#### WORK TASK
Would you pull out every line of the material that contains the string "image"?

------------

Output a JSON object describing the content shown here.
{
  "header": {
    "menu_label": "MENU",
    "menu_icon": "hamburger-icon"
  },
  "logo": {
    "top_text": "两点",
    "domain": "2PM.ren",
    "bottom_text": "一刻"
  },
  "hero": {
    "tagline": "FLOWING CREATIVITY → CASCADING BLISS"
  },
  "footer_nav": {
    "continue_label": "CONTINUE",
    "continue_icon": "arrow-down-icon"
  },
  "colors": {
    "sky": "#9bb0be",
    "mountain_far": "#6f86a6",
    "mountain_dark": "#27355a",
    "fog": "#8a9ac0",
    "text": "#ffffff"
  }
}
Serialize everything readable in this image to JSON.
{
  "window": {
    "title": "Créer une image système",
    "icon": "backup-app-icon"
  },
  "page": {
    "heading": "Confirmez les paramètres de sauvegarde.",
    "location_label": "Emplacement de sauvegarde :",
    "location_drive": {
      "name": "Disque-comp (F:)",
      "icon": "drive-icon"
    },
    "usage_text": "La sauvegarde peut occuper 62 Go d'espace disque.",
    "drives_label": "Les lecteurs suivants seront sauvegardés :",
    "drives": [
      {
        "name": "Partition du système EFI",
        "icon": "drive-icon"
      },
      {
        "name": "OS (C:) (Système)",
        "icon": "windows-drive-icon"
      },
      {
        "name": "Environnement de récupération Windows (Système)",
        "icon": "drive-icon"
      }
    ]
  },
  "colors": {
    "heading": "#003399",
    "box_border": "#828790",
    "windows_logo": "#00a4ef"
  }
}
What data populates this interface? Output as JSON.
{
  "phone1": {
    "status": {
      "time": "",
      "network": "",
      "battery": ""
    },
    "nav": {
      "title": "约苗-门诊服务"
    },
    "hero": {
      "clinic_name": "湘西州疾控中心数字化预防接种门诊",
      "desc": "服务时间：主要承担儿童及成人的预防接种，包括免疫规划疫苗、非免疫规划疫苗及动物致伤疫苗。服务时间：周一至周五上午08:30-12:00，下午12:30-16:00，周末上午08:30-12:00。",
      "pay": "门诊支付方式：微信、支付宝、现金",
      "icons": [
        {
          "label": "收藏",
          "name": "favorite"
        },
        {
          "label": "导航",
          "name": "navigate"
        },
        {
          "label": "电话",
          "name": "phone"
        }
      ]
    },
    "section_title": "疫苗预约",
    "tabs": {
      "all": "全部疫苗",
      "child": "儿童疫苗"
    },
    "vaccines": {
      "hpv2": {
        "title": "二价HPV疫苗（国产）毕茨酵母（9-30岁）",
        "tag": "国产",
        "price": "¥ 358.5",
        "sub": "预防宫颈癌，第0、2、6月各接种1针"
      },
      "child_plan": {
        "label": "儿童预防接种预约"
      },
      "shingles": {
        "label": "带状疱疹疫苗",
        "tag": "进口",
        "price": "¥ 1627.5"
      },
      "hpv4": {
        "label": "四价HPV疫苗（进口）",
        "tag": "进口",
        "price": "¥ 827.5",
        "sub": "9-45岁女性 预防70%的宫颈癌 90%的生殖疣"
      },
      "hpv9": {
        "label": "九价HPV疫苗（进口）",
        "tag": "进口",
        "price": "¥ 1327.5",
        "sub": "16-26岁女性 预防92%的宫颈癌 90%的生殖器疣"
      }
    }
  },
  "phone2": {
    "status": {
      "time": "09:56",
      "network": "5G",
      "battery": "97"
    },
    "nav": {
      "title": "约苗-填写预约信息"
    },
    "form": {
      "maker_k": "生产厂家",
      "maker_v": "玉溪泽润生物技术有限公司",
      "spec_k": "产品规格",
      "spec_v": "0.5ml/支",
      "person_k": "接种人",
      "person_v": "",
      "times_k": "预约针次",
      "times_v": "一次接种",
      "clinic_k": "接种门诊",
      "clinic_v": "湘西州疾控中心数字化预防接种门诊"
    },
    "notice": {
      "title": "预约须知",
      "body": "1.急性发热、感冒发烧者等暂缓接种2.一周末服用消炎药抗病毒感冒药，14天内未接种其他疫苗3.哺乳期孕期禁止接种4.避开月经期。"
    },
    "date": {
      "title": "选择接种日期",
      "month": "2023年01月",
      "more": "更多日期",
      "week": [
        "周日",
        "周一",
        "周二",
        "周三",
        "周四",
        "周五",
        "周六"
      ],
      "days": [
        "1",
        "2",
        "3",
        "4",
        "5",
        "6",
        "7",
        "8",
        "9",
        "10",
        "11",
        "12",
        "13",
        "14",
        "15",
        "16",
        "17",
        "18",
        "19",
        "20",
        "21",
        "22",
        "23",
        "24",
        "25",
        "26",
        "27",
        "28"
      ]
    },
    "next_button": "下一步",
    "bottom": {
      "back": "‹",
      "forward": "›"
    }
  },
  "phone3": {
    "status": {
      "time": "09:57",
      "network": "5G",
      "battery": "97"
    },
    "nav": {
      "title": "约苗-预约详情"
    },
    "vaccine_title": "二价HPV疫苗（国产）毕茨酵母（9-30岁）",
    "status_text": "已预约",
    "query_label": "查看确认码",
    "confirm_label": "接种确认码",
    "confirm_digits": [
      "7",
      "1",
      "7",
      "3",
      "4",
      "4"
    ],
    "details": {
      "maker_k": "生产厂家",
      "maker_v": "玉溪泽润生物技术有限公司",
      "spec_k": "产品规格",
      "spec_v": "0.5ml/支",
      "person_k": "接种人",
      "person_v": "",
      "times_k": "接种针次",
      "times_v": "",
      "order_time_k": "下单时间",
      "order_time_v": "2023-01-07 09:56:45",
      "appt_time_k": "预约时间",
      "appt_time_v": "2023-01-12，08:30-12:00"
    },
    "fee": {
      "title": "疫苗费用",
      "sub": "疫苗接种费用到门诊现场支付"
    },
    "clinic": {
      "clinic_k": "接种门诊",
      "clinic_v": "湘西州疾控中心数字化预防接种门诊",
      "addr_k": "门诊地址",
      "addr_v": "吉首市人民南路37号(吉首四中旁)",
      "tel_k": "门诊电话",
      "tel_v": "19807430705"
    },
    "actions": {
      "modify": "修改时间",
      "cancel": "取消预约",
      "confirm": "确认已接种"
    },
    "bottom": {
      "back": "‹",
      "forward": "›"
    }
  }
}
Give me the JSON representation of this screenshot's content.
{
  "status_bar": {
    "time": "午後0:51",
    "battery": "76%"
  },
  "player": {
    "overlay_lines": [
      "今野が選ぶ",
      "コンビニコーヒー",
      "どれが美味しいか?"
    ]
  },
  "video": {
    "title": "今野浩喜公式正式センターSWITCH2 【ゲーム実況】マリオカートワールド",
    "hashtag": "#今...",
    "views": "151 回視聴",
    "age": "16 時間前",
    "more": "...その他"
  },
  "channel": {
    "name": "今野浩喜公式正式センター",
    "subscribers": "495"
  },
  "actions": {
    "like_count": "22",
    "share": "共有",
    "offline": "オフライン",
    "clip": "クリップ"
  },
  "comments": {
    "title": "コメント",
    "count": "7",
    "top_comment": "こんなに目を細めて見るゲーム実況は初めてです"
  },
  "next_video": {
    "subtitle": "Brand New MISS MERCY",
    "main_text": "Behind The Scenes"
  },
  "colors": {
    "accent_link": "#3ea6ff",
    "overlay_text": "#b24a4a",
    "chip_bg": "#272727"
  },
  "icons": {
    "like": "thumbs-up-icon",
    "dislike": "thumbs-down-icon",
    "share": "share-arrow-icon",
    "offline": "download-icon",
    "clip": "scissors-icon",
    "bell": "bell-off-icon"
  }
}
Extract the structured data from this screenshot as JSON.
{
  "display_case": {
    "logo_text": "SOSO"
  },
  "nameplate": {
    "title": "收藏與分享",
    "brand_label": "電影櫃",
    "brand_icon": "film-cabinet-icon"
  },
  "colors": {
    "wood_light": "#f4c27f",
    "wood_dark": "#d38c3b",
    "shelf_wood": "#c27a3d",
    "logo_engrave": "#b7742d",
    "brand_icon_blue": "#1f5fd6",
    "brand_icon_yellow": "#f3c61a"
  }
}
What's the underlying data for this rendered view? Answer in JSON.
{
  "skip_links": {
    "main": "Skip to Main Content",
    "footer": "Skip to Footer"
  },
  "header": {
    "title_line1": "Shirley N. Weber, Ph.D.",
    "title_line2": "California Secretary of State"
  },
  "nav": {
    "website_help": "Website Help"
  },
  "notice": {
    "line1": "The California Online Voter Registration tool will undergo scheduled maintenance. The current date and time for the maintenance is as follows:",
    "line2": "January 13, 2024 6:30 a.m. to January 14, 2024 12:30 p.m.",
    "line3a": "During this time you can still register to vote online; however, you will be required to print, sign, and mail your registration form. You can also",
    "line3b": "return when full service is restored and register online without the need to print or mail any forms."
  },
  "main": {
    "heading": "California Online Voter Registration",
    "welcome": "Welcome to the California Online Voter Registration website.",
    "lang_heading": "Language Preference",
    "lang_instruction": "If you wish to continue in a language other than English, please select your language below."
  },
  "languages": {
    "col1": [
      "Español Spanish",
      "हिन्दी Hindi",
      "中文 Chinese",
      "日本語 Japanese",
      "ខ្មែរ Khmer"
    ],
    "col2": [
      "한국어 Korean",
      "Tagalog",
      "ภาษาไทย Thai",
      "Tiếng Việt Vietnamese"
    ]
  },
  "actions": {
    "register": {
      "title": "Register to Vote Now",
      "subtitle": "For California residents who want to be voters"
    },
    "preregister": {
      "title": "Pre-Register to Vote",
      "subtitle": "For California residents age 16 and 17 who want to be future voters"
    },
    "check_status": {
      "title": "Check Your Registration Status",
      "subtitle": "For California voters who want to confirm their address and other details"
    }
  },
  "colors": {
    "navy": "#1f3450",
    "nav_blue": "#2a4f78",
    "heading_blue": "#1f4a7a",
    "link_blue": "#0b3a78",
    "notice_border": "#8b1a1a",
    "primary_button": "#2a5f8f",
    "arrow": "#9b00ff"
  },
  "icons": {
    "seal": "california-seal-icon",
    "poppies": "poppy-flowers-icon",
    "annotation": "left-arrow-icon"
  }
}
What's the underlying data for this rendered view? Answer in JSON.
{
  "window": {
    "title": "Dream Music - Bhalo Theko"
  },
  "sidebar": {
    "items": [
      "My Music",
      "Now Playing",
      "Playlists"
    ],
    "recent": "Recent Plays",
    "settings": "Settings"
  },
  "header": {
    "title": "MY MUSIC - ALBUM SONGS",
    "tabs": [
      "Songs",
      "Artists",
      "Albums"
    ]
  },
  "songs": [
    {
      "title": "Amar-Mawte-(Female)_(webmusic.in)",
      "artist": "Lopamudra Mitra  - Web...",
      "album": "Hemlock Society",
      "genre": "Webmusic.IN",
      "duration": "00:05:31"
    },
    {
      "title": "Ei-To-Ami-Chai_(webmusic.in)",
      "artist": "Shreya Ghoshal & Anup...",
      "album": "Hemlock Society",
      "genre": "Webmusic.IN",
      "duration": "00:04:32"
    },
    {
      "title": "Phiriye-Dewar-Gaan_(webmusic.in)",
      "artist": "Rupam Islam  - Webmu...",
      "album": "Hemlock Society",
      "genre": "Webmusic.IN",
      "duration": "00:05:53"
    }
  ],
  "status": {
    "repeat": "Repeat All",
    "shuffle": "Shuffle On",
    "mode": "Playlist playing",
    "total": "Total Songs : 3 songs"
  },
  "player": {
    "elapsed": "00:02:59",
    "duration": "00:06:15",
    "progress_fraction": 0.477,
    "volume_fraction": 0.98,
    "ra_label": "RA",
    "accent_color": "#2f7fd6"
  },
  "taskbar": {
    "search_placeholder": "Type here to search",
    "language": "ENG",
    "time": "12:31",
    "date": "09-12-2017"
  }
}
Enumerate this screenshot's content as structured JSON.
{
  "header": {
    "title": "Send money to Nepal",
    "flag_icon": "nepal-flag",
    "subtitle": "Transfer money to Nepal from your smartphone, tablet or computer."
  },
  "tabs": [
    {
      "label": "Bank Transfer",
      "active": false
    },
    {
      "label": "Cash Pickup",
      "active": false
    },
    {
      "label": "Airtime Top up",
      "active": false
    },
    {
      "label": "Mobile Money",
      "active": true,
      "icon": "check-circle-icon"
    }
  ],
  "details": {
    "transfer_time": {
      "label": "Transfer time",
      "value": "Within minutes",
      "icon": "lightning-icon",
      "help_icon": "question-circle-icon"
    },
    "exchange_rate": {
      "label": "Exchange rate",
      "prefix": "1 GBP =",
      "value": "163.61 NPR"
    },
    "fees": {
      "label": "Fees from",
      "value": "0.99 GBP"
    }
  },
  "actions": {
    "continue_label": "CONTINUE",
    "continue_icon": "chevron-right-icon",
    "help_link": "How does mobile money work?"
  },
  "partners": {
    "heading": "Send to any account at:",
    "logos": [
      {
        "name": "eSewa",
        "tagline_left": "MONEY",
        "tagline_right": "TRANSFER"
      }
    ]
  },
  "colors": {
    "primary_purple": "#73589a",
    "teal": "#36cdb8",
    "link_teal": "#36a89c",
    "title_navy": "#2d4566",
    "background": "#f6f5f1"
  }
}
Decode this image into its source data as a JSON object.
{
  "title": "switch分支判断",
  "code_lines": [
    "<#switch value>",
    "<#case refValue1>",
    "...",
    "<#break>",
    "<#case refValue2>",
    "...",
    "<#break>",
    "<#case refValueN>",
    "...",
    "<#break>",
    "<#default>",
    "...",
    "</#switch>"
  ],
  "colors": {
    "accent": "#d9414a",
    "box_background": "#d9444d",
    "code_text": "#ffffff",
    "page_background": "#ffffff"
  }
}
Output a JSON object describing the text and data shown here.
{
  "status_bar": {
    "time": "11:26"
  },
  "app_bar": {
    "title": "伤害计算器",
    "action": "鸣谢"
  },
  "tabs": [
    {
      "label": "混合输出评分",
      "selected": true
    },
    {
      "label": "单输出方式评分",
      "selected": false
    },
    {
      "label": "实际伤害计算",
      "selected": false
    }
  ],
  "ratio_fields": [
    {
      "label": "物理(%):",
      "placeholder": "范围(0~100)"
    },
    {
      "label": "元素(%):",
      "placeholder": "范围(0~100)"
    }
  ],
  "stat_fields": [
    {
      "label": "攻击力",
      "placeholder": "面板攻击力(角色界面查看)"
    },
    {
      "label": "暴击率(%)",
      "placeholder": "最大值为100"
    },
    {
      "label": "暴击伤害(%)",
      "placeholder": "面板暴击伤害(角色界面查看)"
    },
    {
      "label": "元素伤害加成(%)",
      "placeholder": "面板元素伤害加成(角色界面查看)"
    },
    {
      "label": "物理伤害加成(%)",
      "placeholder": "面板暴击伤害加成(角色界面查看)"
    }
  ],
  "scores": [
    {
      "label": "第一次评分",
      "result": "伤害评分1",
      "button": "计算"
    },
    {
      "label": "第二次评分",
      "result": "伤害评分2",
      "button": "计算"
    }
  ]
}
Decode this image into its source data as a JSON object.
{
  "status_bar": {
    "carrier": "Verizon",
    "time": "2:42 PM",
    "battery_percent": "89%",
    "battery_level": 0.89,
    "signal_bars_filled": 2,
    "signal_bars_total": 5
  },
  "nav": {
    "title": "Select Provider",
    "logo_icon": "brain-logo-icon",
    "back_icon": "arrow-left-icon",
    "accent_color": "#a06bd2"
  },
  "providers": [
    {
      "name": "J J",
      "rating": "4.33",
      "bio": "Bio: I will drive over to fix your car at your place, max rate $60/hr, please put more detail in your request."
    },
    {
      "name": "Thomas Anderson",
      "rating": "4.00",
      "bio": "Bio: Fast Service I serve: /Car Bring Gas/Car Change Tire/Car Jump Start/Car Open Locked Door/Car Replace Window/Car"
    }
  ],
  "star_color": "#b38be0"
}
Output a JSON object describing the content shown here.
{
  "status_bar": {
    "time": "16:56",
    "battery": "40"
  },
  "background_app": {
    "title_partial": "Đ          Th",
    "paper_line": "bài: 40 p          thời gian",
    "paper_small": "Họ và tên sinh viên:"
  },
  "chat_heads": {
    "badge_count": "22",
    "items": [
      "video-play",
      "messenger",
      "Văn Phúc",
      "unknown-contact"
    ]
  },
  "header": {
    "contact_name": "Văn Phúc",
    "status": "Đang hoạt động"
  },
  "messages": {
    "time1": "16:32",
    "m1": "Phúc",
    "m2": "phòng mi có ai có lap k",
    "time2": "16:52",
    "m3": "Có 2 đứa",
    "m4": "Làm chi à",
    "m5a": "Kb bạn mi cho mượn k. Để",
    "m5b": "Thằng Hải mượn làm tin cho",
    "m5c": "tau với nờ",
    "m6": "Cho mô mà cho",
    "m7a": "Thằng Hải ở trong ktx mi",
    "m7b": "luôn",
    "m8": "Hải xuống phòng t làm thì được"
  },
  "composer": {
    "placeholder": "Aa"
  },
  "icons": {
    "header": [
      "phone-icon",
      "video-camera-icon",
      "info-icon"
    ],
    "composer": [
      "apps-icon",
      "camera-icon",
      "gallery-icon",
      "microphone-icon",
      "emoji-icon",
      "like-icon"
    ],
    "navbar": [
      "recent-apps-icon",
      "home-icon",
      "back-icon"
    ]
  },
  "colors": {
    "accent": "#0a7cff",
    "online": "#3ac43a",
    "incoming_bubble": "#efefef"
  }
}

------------

#### SOLUTION FOR THIS EXERCISE
Serialize everything readable in this image to JSON.
    "title": "Créer une image système",
Decode this image into its source data as a JSON object.
Decode this image into its source data as a JSON object.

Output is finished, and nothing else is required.